At the other end of the spectrum (the Horseshoe Theory is alive and well), James Delingpole’s admiration was cloying. He said that “the good news is that [the ‘Gilets Jaunes’’ manifesto] contains an awful lot of sense”, and then bemoaned the “antidemocratic” French political system for the fact it wouldn’t be implemented. Elsewhere, the British press tacitly tolerated this illegal protest by referring to the mob as “protestors” rather than “rioters”. Peaceful protest is enshrined and respected in the French constitution. Random violence is not.
It is a troubling time to be a democrat when you see meaningless destruction mistaken for legitimate protest in your closest neighbour, and commentators back home call for the destruction to be replicated in your own country.
The President has rescinded the policy that originally provoked the protest, but still the movement rumbles on, with ‘Acte V’ threatened this coming weekend. This is thuggery in its plainest form – the angry mob will not be satisfied until the President who was elected by huge majority a mere 18 months ago on the very globalist, environmentalist agenda that the rioters now claim to despise has been disposed of. “Macron démission” (“Macron resign”) is very much the trend on social media.
Democracy is now so uncherished that approximately 100,000 protestors, particularly the few thousand vandals among them, stand to overthrow an elected government.
And yet for the likes of Jones and Delingpole, this is something to be egged on rather than condemned.
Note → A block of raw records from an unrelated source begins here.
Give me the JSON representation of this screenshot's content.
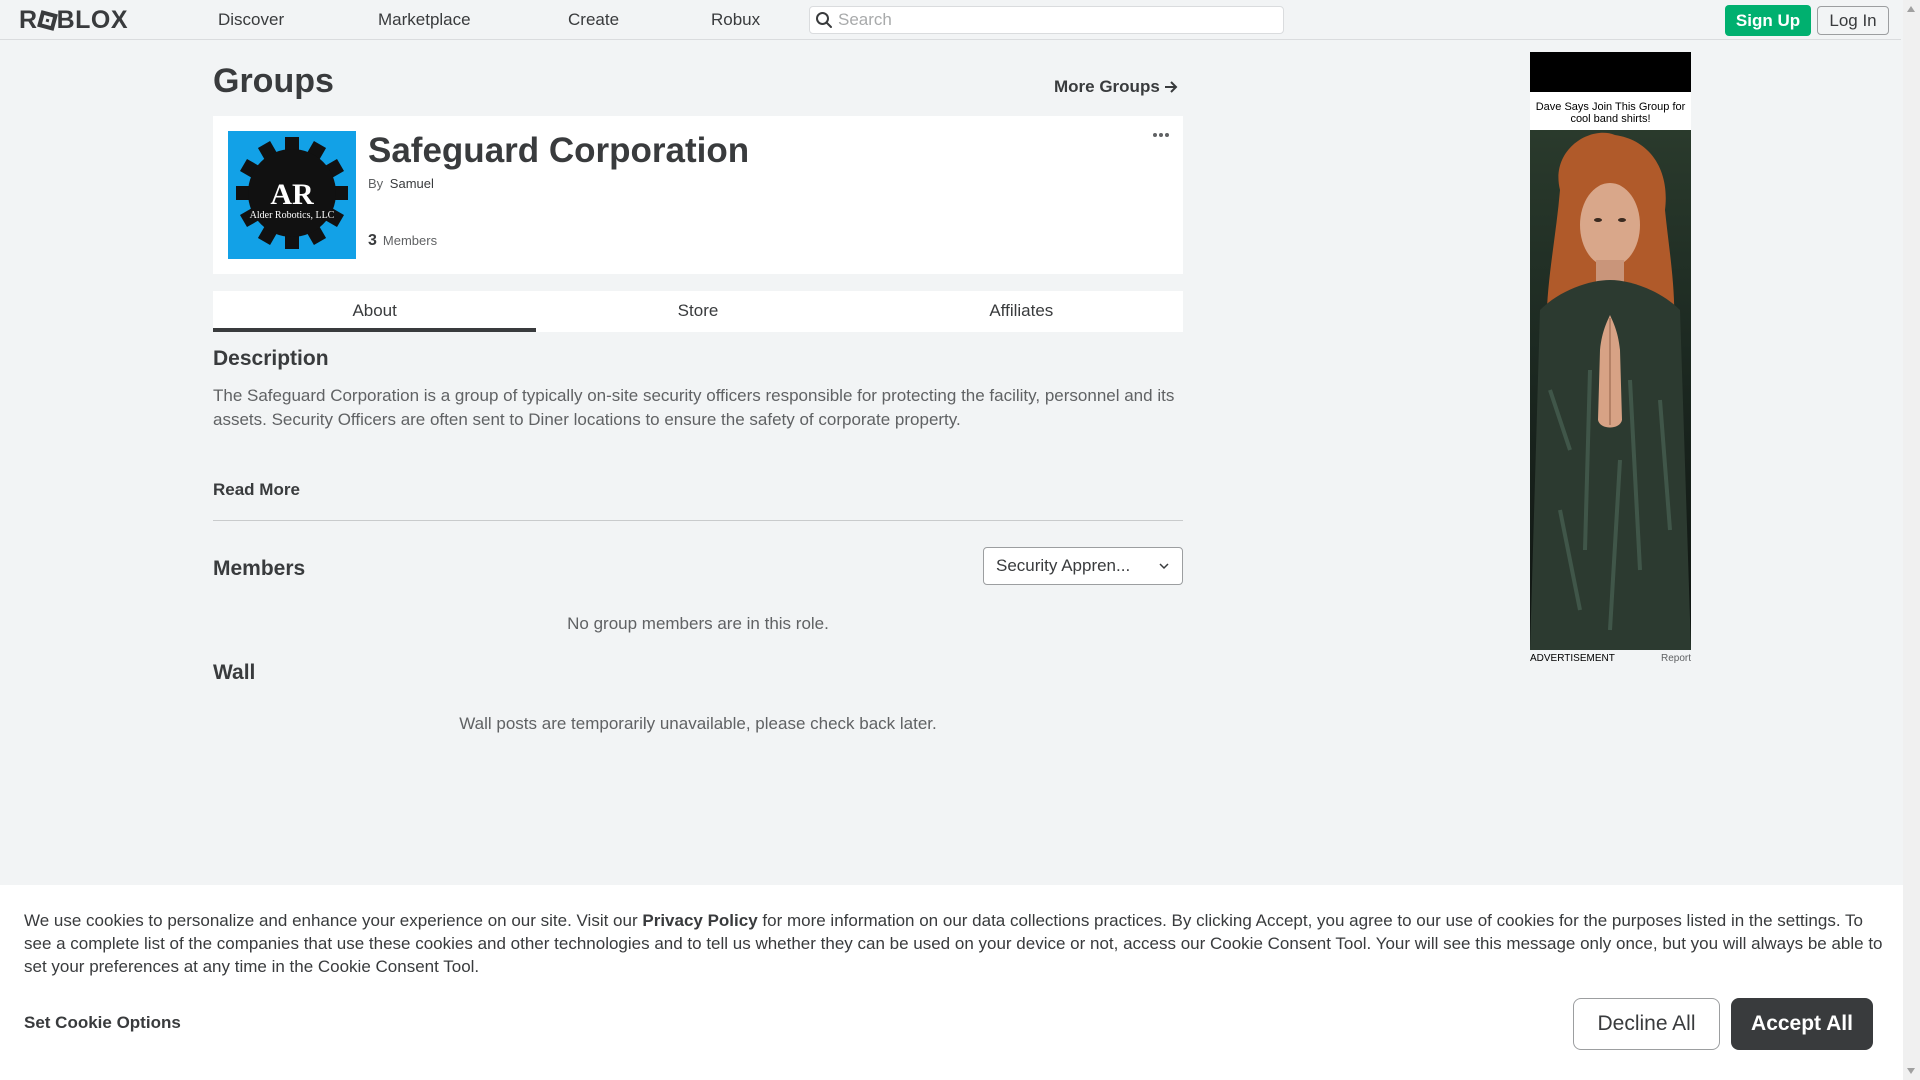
{
  "nav": {
    "logo_text": "ROBLOX",
    "links": [
      "Discover",
      "Marketplace",
      "Create",
      "Robux"
    ],
    "search_placeholder": "Search",
    "signup_label": "Sign Up",
    "login_label": "Log In"
  },
  "page": {
    "heading": "Groups",
    "more_groups_label": "More Groups"
  },
  "group": {
    "name": "Safeguard Corporation",
    "by_label": "By",
    "owner": "Samuel",
    "member_count": "3",
    "members_label": "Members",
    "emblem_initials": "AR",
    "emblem_company": "Alder Robotics, LLC",
    "emblem_bg": "#12a1e7"
  },
  "tabs": [
    {
      "label": "About",
      "active": true
    },
    {
      "label": "Store",
      "active": false
    },
    {
      "label": "Affiliates",
      "active": false
    }
  ],
  "about": {
    "description_title": "Description",
    "description": "The Safeguard Corporation is a group of typically on-site security officers responsible for protecting the facility, personnel and its assets. Security Officers are often sent to Diner locations to ensure the safety of corporate property.",
    "read_more": "Read More",
    "members_title": "Members",
    "role_selected": "Security Appren...",
    "no_members_message": "No group members are in this role.",
    "wall_title": "Wall",
    "wall_message": "Wall posts are temporarily unavailable, please check back later."
  },
  "ad": {
    "caption": "Dave Says Join This Group for cool band shirts!",
    "label": "ADVERTISEMENT",
    "report": "Report"
  },
  "cookie_banner": {
    "text_before": "We use cookies to personalize and enhance your experience on our site. Visit our ",
    "policy_link": "Privacy Policy",
    "text_after": " for more information on our data collections practices. By clicking Accept, you agree to our use of cookies for the purposes listed in the settings. To see a complete list of the companies that use these cookies and other technologies and to tell us whether they can be used on your device or not, access our Cookie Consent Tool. Your will see this message only once, but you will always be able to set your preferences at any time in the Cookie Consent Tool.",
    "set_options": "Set Cookie Options",
    "decline": "Decline All",
    "accept": "Accept All"
  },
  "colors": {
    "signup_green": "#00b06f",
    "page_bg": "#f2f4f5",
    "text_dark": "#393b3d"
  }
}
In the case of Jones, I suspect it is merely a case of unthinking stupidity – he immediately adores anything that has even the faintest whiff of radicalism about it, so the ‘gilets jaunes’ with their claim to the legacy of May ’68 are the stuff of his raunchiest dreams.
Delingpole’s support, elocuted in Breitbart, is more sinister. Two and a half years on from Jo Cox’s murder, threats of political violence are on the rise in the UK in the face of the mooted People’s Vote. Prominent Remain campaigners will be “swinging from lampposts” according to Twitter’s darker corners, and “London will burn”
This cannot be tolerated, yet still prominent political figures incite violence – Nigel Farage warned Dominic Grieve to “not underestimate the anger out there”, in one of his less-veiled threats to date.
Parliamentary democracy is the bedrock of everything we hold dear. Yet somehow, when we see it being thrown to the wolves across the Channel, there are parts of commentariat that relish its demise. Meanwhile, most Parisians live in fear of Saturday, and the horrors of ‘Acte V’.